Upcoming, current, and past exhibitions at the IAIA Museum of Contemporary Native Arts (MoCNA). View current and past Exhibitions.
List of Events
Experimental exPRESSion: Printmaking at IAIA, 1963–1980 features fifty-one recently-acquired works on paper from the Tubis Print Collection.
Exposure documents international Indigenous artists’ responses to the impacts of nuclear testing, nuclear accidents, and uranium mining on Native peoples and the environment.
We Went Wild is an exhibition of emerging students in the Institute of American Indian Arts’ (IAIA) BFA programs.

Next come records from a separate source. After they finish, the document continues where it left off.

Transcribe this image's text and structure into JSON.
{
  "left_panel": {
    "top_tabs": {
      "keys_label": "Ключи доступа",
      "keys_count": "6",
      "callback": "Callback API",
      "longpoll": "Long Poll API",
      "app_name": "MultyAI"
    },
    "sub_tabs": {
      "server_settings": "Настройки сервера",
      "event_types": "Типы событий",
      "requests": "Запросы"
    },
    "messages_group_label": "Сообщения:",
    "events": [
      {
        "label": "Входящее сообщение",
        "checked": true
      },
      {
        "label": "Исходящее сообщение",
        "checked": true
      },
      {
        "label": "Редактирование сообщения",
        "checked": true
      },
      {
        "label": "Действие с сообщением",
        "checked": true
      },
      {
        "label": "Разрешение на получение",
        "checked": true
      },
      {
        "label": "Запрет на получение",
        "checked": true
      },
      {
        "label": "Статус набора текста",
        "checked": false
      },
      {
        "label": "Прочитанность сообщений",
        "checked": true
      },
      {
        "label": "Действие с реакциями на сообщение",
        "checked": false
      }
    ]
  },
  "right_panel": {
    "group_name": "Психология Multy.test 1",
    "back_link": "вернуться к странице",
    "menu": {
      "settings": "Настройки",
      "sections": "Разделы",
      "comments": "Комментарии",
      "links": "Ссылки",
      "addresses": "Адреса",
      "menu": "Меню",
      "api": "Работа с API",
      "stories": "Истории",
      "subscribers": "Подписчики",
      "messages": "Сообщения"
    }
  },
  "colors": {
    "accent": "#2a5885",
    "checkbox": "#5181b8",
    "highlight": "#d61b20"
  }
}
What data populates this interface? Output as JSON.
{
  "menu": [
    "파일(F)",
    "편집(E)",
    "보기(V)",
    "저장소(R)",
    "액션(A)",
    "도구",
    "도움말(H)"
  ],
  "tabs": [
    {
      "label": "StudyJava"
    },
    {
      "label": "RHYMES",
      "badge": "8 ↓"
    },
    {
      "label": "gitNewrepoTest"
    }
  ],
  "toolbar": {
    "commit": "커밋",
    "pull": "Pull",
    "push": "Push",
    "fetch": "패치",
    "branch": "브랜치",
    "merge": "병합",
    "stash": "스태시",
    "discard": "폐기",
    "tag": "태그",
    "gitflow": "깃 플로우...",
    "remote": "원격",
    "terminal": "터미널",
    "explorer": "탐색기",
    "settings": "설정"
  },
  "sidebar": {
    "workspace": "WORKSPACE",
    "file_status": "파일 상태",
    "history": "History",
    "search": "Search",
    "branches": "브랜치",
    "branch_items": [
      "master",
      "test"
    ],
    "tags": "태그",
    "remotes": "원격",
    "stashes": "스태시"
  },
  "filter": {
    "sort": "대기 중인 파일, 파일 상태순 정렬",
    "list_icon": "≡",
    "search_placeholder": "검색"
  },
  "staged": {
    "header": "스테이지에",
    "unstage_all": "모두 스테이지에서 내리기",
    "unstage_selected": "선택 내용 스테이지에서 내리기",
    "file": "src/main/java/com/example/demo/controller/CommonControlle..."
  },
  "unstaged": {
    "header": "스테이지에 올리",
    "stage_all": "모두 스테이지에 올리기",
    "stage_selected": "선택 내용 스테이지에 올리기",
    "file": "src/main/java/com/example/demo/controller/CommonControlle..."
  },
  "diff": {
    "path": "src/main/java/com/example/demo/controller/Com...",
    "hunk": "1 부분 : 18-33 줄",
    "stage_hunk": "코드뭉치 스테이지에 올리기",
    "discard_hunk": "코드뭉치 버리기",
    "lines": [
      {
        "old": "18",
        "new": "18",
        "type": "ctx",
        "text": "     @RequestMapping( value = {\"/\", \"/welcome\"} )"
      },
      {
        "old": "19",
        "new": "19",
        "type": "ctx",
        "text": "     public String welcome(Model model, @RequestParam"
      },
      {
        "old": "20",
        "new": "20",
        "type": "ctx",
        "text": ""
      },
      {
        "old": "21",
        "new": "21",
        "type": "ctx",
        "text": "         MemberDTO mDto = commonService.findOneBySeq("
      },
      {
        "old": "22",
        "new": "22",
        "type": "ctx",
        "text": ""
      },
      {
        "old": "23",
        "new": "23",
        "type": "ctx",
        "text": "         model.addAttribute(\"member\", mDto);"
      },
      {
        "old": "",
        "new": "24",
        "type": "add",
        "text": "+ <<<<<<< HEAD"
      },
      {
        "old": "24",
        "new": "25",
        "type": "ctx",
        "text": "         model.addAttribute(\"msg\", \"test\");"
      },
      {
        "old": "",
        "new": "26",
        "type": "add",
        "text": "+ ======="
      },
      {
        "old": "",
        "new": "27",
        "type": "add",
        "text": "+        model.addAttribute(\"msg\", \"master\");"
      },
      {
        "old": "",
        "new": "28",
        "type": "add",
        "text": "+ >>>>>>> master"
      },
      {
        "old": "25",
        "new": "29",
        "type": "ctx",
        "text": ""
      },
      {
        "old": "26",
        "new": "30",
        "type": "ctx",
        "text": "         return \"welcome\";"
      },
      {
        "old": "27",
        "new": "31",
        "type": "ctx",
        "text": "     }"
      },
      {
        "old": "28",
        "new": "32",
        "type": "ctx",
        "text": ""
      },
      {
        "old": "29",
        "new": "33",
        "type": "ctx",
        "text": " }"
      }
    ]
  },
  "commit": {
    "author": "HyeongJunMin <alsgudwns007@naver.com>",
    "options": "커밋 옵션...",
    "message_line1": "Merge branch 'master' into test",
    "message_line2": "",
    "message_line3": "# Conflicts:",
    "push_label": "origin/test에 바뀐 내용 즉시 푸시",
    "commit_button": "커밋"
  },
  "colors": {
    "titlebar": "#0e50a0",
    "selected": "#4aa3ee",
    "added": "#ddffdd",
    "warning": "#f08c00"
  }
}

The IAIA Museum of Contemporary Native Arts (MoCNA) is the country’s only museum for exhibiting, collecting, and interpreting the most progressive work of contemporary Native artists. MoCNA is dedicated solely to advancing the scholarship, discourse, and interpretation of contemporary Native art for regional, national, and international audiences. As such, it stewards—9,000 Contemporary Indigenous artworks (created 1962 to present). MoCNA is at the forefront of contemporary Native art presentation and strives to be flexible, foresighted, and risk-taking in its exhibitions and programs. MoCNA is located in the heart of downtown Santa Fe, New Mexico.
To position the MoCNA as the founding institution and the premiere destination to experience contemporary Native arts. MoCNA is the country’s leading museum for exhibiting, collecting and interpreting the most progressive work of contemporary Native artists for local, national and international audiences. MoCNA is a venue for exhibitions of artists who merit, local, national and international recognition. The Museum belongs at the forefront of contemporary Native art presentation and strives to be flexible, foresighted and risk-taking in its exhibitions and programs.
MoCNA’s mission is to advance contemporary Native art through exhibitions, collections, public programs, and scholarship.
The Institute of American Indian Arts’ (IAIA) art collection grew out of a student honors program. With the help of donations from outside artists and private collectors, the collection provided a catalyst for the formation of a museum in 1972. Until IAIA acquired the Federal Building in Santa Fe in January 1990, however, exhibits were confined to borrowed quarters at the Santa Fe Indian School campus, and most holdings remained in storage.
Turning the Federal Building into a major American Indian art museum meant rescuing it from years of neglect and stylistic atrophy. Architects restored the exterior of the 1922 Pueblo Revival-style building and completely remodeled its interiors. Beyond the intimate transitional galleries and classrooms for museum studies, a series of galleries that housed the Institute’s remarkable National Collection of Contemporary Native Art were also built into the space.
In 1992, IAIA relocated its museum to downtown Santa Fe. The space underwent an extensive renovation in 2004 and reopened in mid-2005 as a newly dynamic setting for exhibitions, educational programs and cross-cultural dialogue.
For years the museum had only 4,000 square feet of exhibition space on the ground floor, as its second floor was devoted to staff offices and collection storage. In 2010, that situation was remedied when the permanent collection moved to a new facility on the IAIA campus (12 miles south of its current location) freeing up an additional 3,600 square feet for programming.
The new collection storage facility, which occupies 7,000 square feet of the new science and technology building on IAIA’s campus, will promote best practices in collections care and adjoin conservation labs where IAIA museum studies students, faculty and visiting scholars may receive hands-on experience working with professional staff and instructors to care for the collection.